This week my Aunt Pauline (Pauline Fancher) turned 103. As I was walking this morning I started thinking about her and her amazing life. Oh, she didn’t rescue 100’s from a huge catastrophic event. She was never President of the United States and she didn’t have any children who grew up to be President. No, she was amazing for so many, many, un-amazing things.
For example, she never got a driver’s license. But then everything she needed to do was within 2 miles of her house. She worked as an art teacher at 3 or 4 schools but the farthest was about 2 miles away. Still, she could be seen walking with her art supplies or some object or piece of art all over Winsted, Connecticut. She’d walk to church. She’d walk to the store. She just walked everywhere. No need to drive a car.
She was born in 1910. So, when the stock market crashed in October of 1929 she was already 19 years old and the oldest of 9 children. The 9th was just born so I’m assuming the crash kept it from being 10 or 11 children. Interesting side note: My dad was the same age, when I was born, as my grandmother was when she had my Uncle Bob. Maybe being in her late 40’s is the actual reason for not having any more children.
By the time she was officially an adult of 21 she had witnessed men going of to The War to End All Wars. She had seen the Stock Market Crash of 1929. And, she had (probably) tasted some of the dust flying from the Dust Bowl of the Midwest into the North East. Yet, she had another 80+ years to go!
In 1940, as Germany started pushing outward, she was turning 30 and, as the census image shows, she lived at home with 5 of her siblings and my grand parents. Notice that in the census record above people were already spelling the name Fancher wrong. Yet, as I searched for information about Pauline Fancher there were a bunch of Pauline Fanchers in the Connecticut/New York area in the early 1900’s, so the name Fancher wasn’t exactly a rare word.
By the time I was born, in 1958, she was nearly 50. She had been teaching for quite a few years. She had visited Europe and had traveled quite a bit around the Northeast. Her brothers and sisters were off being normal human beings having families and driving cars and such. My Grandfather had died in 1950 and she was taking care of my Grandmother. My Grandmother didn’t exactly need too much taking care of. She lived at home until her death at 95 and I never thought of her as an invalid.

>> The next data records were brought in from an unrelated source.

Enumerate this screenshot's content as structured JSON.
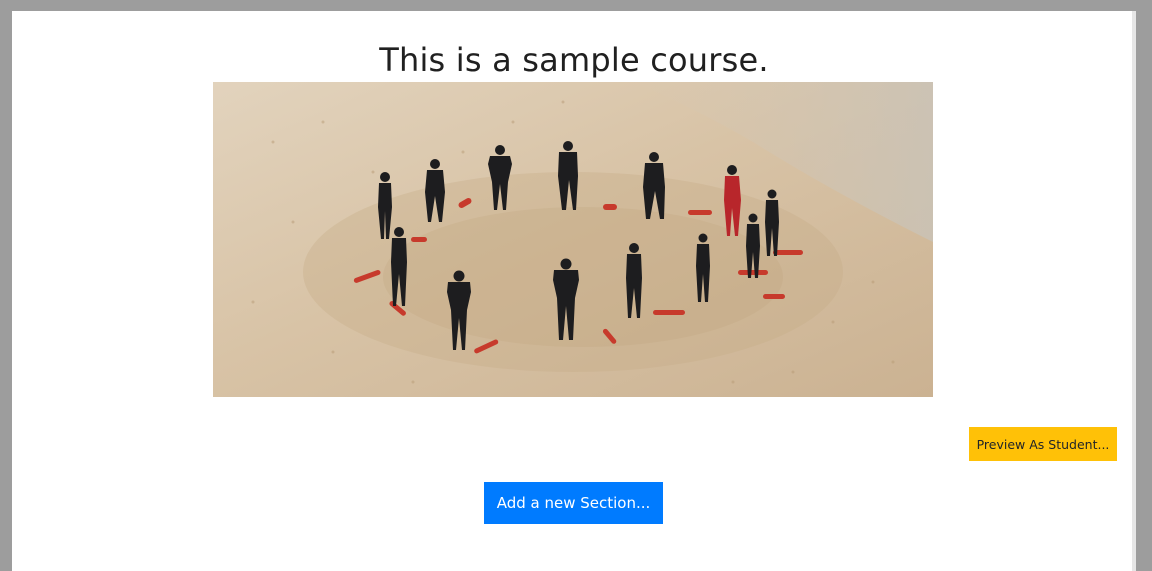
{
  "course": {
    "title": "This is a sample course.",
    "banner_image_alt": "Group of lifeguards in wetsuits standing in a circle on sand"
  },
  "actions": {
    "preview_label": "Preview As Student...",
    "add_section_label": "Add a new Section..."
  },
  "colors": {
    "preview_button": "#ffc107",
    "add_section_button": "#007bff",
    "page_background": "#ffffff",
    "outer_background": "#9d9d9d"
  }
}
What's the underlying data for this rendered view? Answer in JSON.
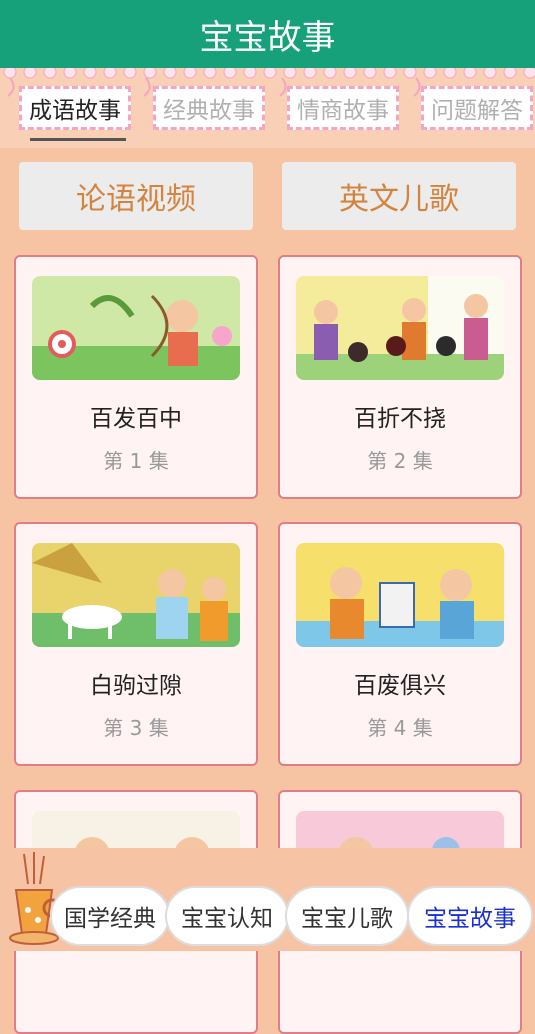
{
  "header": {
    "title": "宝宝故事"
  },
  "tabs": [
    {
      "label": "成语故事",
      "active": true
    },
    {
      "label": "经典故事",
      "active": false
    },
    {
      "label": "情商故事",
      "active": false
    },
    {
      "label": "问题解答",
      "active": false
    }
  ],
  "quick_buttons": {
    "lunyu": "论语视频",
    "english": "英文儿歌"
  },
  "cards": [
    {
      "title": "百发百中",
      "episode": "第 1 集"
    },
    {
      "title": "百折不挠",
      "episode": "第 2 集"
    },
    {
      "title": "白驹过隙",
      "episode": "第 3 集"
    },
    {
      "title": "百废俱兴",
      "episode": "第 4 集"
    }
  ],
  "bottom_nav": [
    {
      "label": "国学经典",
      "active": false
    },
    {
      "label": "宝宝认知",
      "active": false
    },
    {
      "label": "宝宝儿歌",
      "active": false
    },
    {
      "label": "宝宝故事",
      "active": true
    }
  ],
  "colors": {
    "header": "#17a17b",
    "background": "#f7c4a3",
    "quick_button_text": "#d4843e",
    "card_border": "#e07d86",
    "active_nav_text": "#1a2fd6"
  }
}
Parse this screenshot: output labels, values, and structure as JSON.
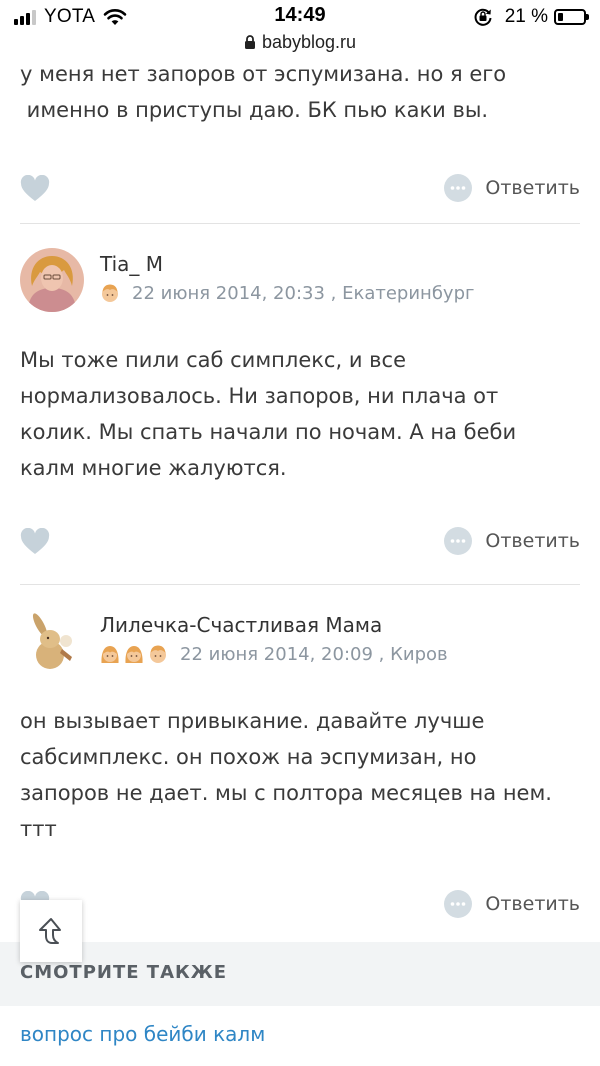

Did I mention she never drove? Well she also didn’t drink or have too many other things that we would call vices. She was always active in social clubs and her church which kept her walking all around town to meetings and events. And when she did want to go somewhere she just called one of her siblings (there were 8, remember) or one of her nieces or nephews. Because of these calls most of the nieces and nephews got a chance to have some “quality” time with dear old Aunt Polly.
The one I remember happened in around 1978. I was a 20ish college kid who was home for the holidays. The phone rang and it was my aunt. She told me how she had gotten tickets for Lawrence Welk in Hartford (almost 30 miles away!). She had two tickets and she needed someone to go with her and drive her to the concert. And I was the fortunate one. And I sincerely mean that. Oh, I rolled my eyes and probably did a bunch of complaining to my mom and dad, but a few days later I was sitting at the concert enjoying a really great show!
But that’s how she rolled. And, for 103 years she has been rolling along enjoying life. Happy Birthday Aunt Pauline!